THE DATA →
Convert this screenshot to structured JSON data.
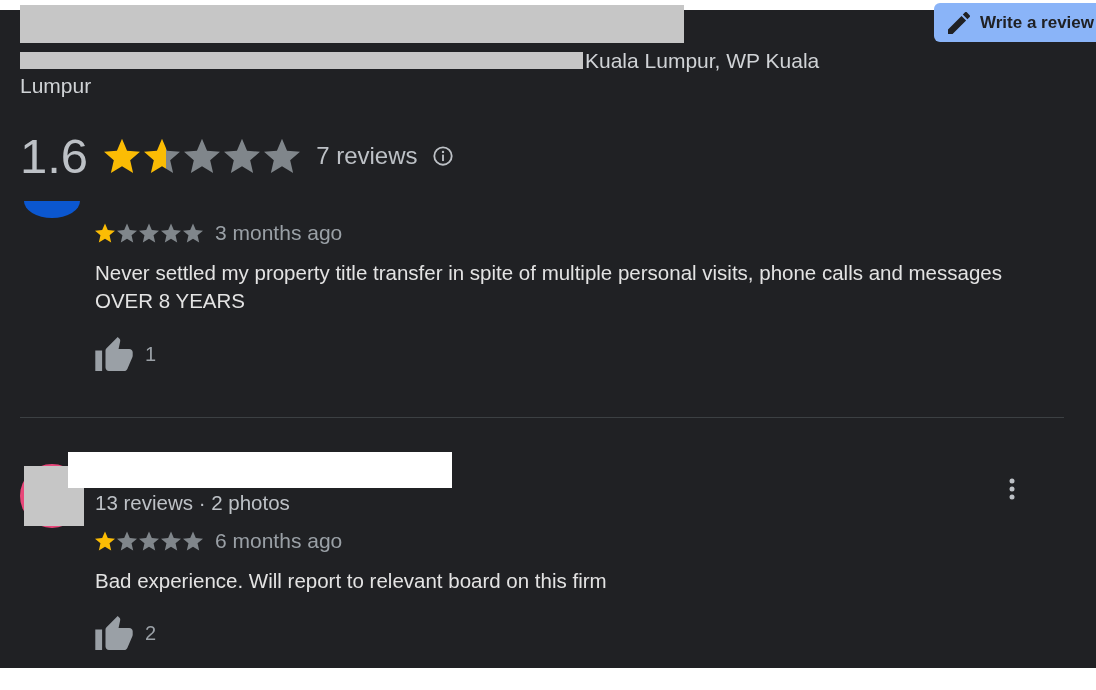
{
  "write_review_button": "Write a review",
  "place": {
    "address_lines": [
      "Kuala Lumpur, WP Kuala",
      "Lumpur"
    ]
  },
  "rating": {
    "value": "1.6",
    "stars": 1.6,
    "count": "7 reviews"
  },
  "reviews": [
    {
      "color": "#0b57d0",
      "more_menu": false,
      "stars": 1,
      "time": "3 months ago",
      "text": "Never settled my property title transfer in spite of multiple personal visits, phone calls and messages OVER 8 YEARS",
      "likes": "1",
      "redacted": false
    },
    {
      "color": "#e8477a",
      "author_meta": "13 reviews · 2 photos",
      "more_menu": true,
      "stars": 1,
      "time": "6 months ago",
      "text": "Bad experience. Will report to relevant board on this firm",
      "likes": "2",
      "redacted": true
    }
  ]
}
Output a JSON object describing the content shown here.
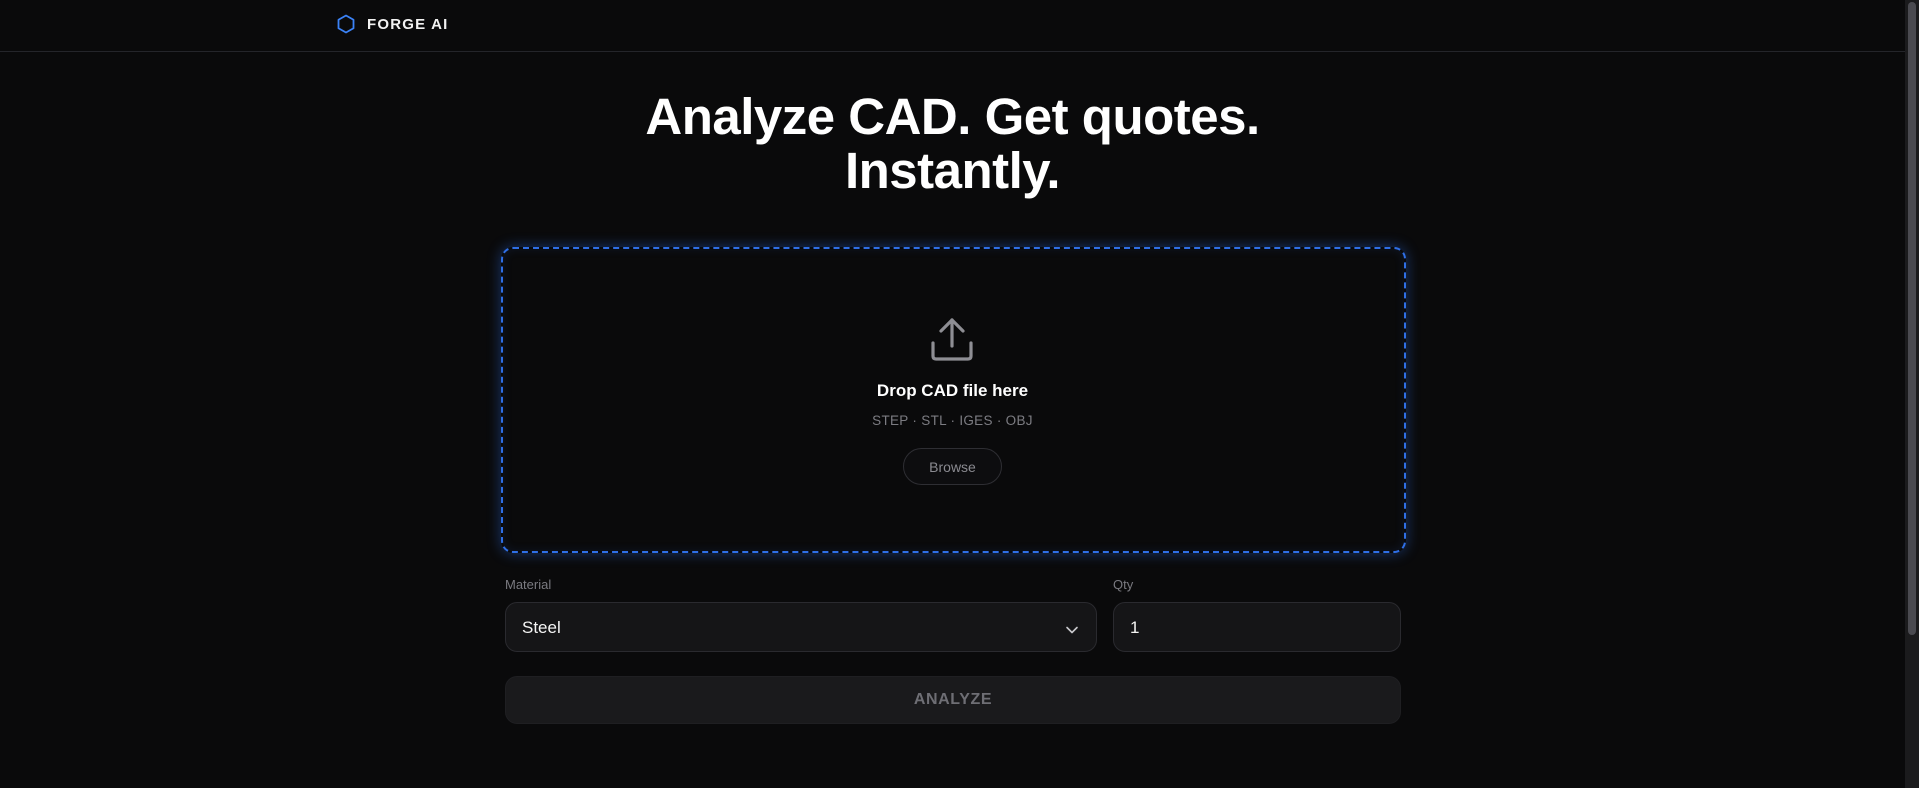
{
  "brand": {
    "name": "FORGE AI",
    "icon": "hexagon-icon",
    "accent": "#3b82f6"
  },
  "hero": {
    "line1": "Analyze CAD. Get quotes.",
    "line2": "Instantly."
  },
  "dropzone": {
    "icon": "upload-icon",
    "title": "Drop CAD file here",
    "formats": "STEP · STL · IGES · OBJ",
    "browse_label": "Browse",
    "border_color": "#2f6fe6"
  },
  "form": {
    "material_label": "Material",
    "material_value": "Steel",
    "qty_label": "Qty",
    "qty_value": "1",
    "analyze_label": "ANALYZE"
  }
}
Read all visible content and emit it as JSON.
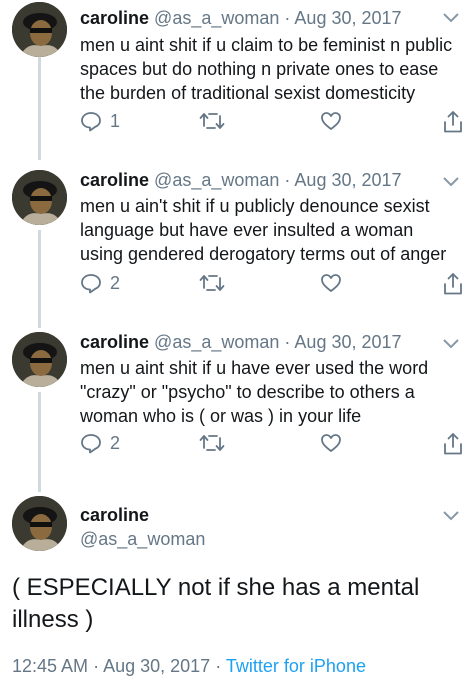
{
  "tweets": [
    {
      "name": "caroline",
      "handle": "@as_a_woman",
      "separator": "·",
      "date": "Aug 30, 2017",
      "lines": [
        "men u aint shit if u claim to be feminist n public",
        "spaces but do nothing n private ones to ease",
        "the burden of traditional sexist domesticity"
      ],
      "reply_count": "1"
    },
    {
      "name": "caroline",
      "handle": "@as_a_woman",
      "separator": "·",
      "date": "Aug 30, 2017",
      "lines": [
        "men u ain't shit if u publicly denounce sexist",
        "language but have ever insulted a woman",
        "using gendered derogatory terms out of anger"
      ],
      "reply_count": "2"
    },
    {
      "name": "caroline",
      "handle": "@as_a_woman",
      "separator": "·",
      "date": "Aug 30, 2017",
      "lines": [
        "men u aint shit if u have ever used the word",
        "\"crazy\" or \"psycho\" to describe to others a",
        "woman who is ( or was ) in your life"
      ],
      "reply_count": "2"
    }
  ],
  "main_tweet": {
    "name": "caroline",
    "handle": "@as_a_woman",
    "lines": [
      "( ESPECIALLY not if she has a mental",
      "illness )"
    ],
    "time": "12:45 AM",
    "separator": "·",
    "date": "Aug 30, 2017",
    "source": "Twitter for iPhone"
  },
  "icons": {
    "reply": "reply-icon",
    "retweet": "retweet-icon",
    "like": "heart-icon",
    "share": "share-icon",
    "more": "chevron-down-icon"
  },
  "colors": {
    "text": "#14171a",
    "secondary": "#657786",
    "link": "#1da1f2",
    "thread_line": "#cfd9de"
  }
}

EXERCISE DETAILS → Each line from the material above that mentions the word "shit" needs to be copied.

RESPONSE BOX →
        "men u aint shit if u claim to be feminist n public",
        "men u ain't shit if u publicly denounce sexist",
        "men u aint shit if u have ever used the word",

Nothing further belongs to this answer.